One solution is to strengthen the notion of a “model” so that it includes both a structure $M$ and a function that assigns an element of $M$ to each variable. This is essentially the method taken by Mendelson (and also by Enderton’s classic textbook on logic). Now we have a a rigorous definition of what it means for a structure $M$ and variable assignment $s$ to satisfy $\phi(x,y)$; we might write $(M,s) \models x = y$.

The other option is to keep the notion of a model the same, but change the definition of $\models$. Now, $M \models x = y$ is defined to mean that, for every variable assignment $s$, $(M,s) \models x = y$ in the sense of the previous paragraph. But of course this is not likely to hold; in this sense we with have $M \not \models x = y$ as long as $M$ has at least two elements in its domain.

These approaches give the same truth values to all sentences – they only differ for formulas that have free variables. In many areas of mathematical logic, we are mostly interested in truth values of sentences. The main area where the second convention is useful is in universal algebra, where they often look at “equational theories”. In that context, they tend to use formulas with free variables as axioms, rather than sentences without free variables. And they are interested in models where every variable assignment satisfies the formulas, not just some random variable assignment. So they often use the second convention.

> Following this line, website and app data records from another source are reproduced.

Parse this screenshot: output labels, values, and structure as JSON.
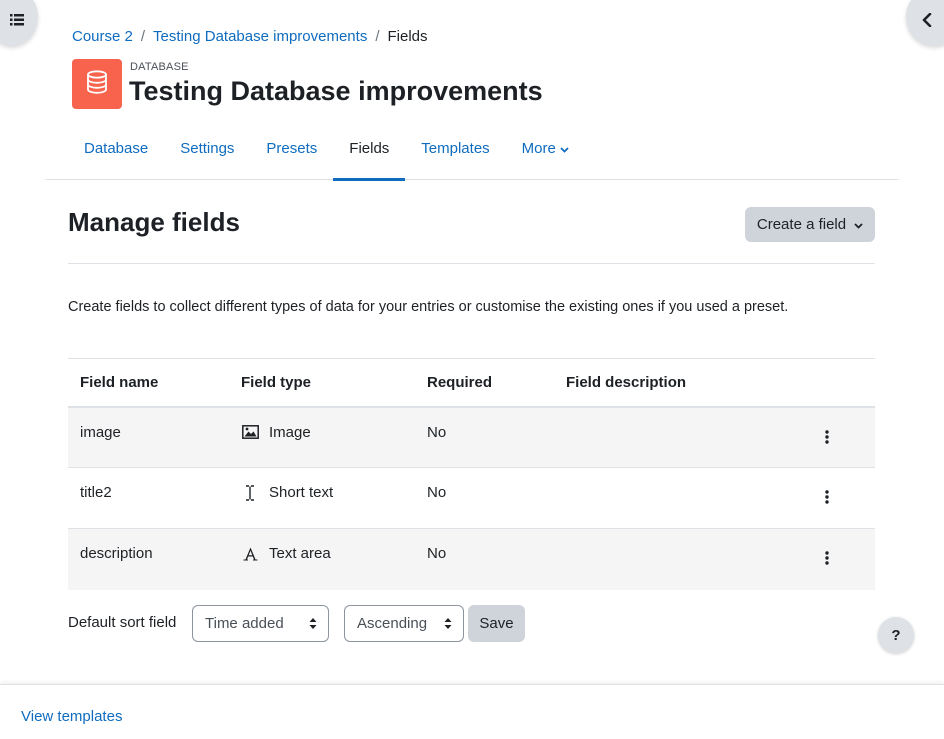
{
  "breadcrumb": {
    "items": [
      "Course 2",
      "Testing Database improvements",
      "Fields"
    ],
    "separator": "/"
  },
  "header": {
    "module_type": "DATABASE",
    "title": "Testing Database improvements",
    "icon": "database-icon",
    "icon_color": "#f7634d"
  },
  "secondary_nav": {
    "tabs": [
      {
        "label": "Database"
      },
      {
        "label": "Settings"
      },
      {
        "label": "Presets"
      },
      {
        "label": "Fields",
        "active": true
      },
      {
        "label": "Templates"
      },
      {
        "label": "More"
      }
    ]
  },
  "main": {
    "heading": "Manage fields",
    "create_button": "Create a field",
    "intro": "Create fields to collect different types of data for your entries or customise the existing ones if you used a preset.",
    "table": {
      "headers": [
        "Field name",
        "Field type",
        "Required",
        "Field description"
      ],
      "rows": [
        {
          "name": "image",
          "type": "Image",
          "type_icon": "image-icon",
          "required": "No",
          "description": ""
        },
        {
          "name": "title2",
          "type": "Short text",
          "type_icon": "text-cursor-icon",
          "required": "No",
          "description": ""
        },
        {
          "name": "description",
          "type": "Text area",
          "type_icon": "font-icon",
          "required": "No",
          "description": ""
        }
      ]
    },
    "sort": {
      "label": "Default sort field",
      "field_selected": "Time added",
      "direction_selected": "Ascending",
      "save_label": "Save"
    }
  },
  "help_button": "?",
  "footer": {
    "link": "View templates"
  },
  "colors": {
    "link": "#0f6cbf",
    "text": "#1d2125",
    "button_secondary": "#ced4da",
    "row_stripe": "#f5f5f5"
  }
}
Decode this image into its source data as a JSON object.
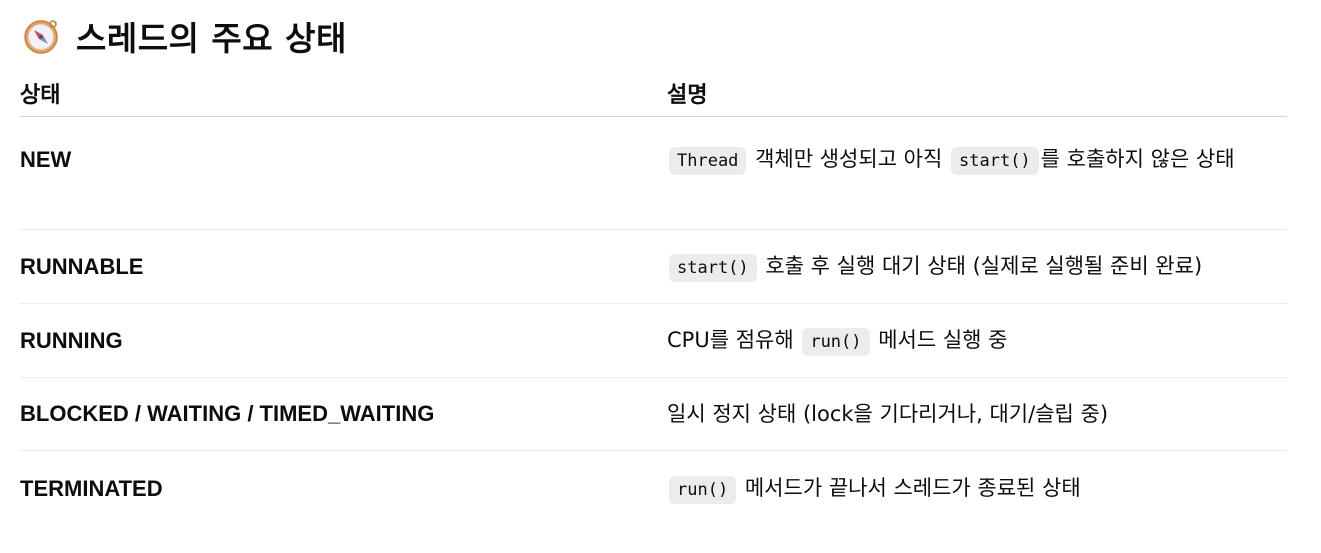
{
  "heading": {
    "icon": "compass-icon",
    "title": "스레드의 주요 상태"
  },
  "table": {
    "headers": {
      "state": "상태",
      "description": "설명"
    },
    "rows": [
      {
        "state": "NEW",
        "desc": {
          "code1": "Thread",
          "text1": " 객체만 생성되고 아직 ",
          "code2": "start()",
          "text2": "를 호출하지 않은 상태"
        }
      },
      {
        "state": "RUNNABLE",
        "desc": {
          "code1": "start()",
          "text1": " 호출 후 실행 대기 상태 (실제로 실행될 준비 완료)"
        }
      },
      {
        "state": "RUNNING",
        "desc": {
          "text1": "CPU를 점유해 ",
          "code1": "run()",
          "text2": " 메서드 실행 중"
        }
      },
      {
        "state": "BLOCKED / WAITING / TIMED_WAITING",
        "desc": {
          "text1": "일시 정지 상태 (lock을 기다리거나, 대기/슬립 중)"
        }
      },
      {
        "state": "TERMINATED",
        "desc": {
          "code1": "run()",
          "text1": " 메서드가 끝나서 스레드가 종료된 상태"
        }
      }
    ]
  }
}
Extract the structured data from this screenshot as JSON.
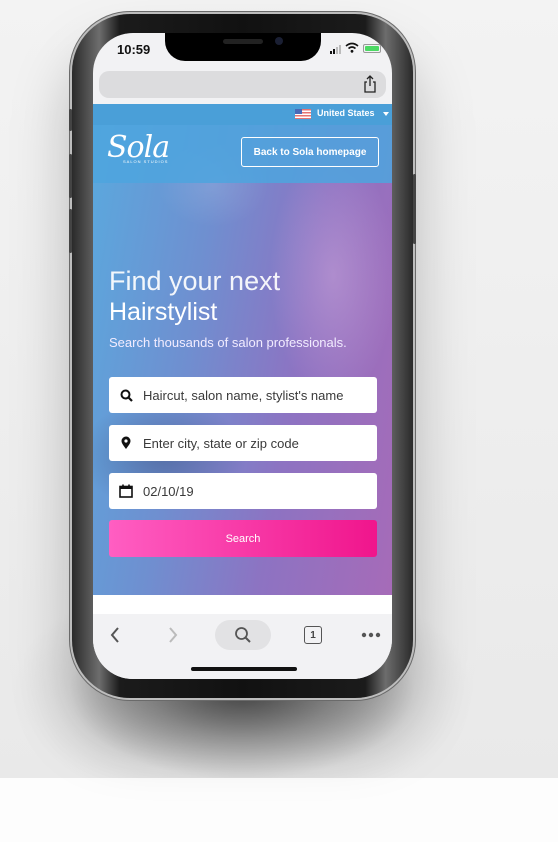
{
  "status_bar": {
    "time": "10:59",
    "icons": [
      "signal-icon",
      "wifi-icon",
      "battery-icon"
    ]
  },
  "browser": {
    "url": "",
    "share_icon": "share-icon",
    "toolbar": {
      "back_icon": "chevron-left-icon",
      "forward_icon": "chevron-right-icon",
      "search_icon": "search-icon",
      "tabs_count": "1",
      "more_icon": "ellipsis-icon"
    }
  },
  "site": {
    "country_selector": {
      "flag": "us-flag-icon",
      "label": "United States"
    },
    "logo": {
      "name": "Sola",
      "tagline": "SALON STUDIOS"
    },
    "back_button": "Back to Sola homepage",
    "hero": {
      "headline_light": "Find your next",
      "headline_bold": "Hairstylist",
      "subheading": "Search thousands of salon professionals."
    },
    "search_form": {
      "query": {
        "icon": "search-icon",
        "placeholder": "Haircut, salon name, stylist's name"
      },
      "location": {
        "icon": "map-pin-icon",
        "placeholder": "Enter city, state or zip code"
      },
      "date": {
        "icon": "calendar-icon",
        "value": "02/10/19"
      },
      "submit": "Search"
    }
  },
  "colors": {
    "brand_blue": "#4a9fd8",
    "brand_purple": "#a66bb8",
    "search_button_start": "#ff5ec2",
    "search_button_end": "#f0158c"
  }
}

I do recommend Enderton’s book for a clear presentation of the first convention, the one where $A(x)$ does not necessarily imply $(\forall x)A(x)$.

Edit I’ve rewritten completely the answer after a re-read of Mendelson’s book, apparently it has been passed from last time I’ve read that book.

As you noticed Mendelson’s definition doesn’t allow to deduce that

$$ A(x) \models \forall x A(x)$$

since it’s not said that for any given sequence (i.e. an valuation of the variables $s$ if $s$ satisfies $A(x)$ then $s$ satisfies also $\forall x A(x)$).

Suppose we use a different semantics, for instance suppose that
$$A \models B$$
means that for every interpretation that makes true $A$ makes true also $B$. From this would follows that $A(x) \models \forall x A(x)$. Nonetheless it wouldn’t follow that $A \models B$ is equivalent to $\models A \rightarrow B$, indeed that’s the case for the formulas $A(x)$ and $\forall x A(x)$: an interpretation for which $A(x)$ is one such that every sequence $s$ makes $A(x)$ true and so it must be that such interpretation makes $\forall x A(x)$ true, hence $A(x) \models \forall x A(x)$, anyway $\not \models A(x) \rightarrow \forall x A(x)$ since there are interpretations which don’t make this true.

Having that $A \models B$ iff $\models A \rightarrow B$ is a really good property that we would like to have in our logic, since it states that $\rightarrow$ subsumes logical entailment.

I suppose that there are other good proprieties that Mandelson’s definition preserve that aren’t preserved by different semantics, at the moment I can’t think about something else.

Of course you can avoid such problems if you use different semantics, for instance using semantics that doesn’t use sequences at all.
I can tell more about such semantics if you wish.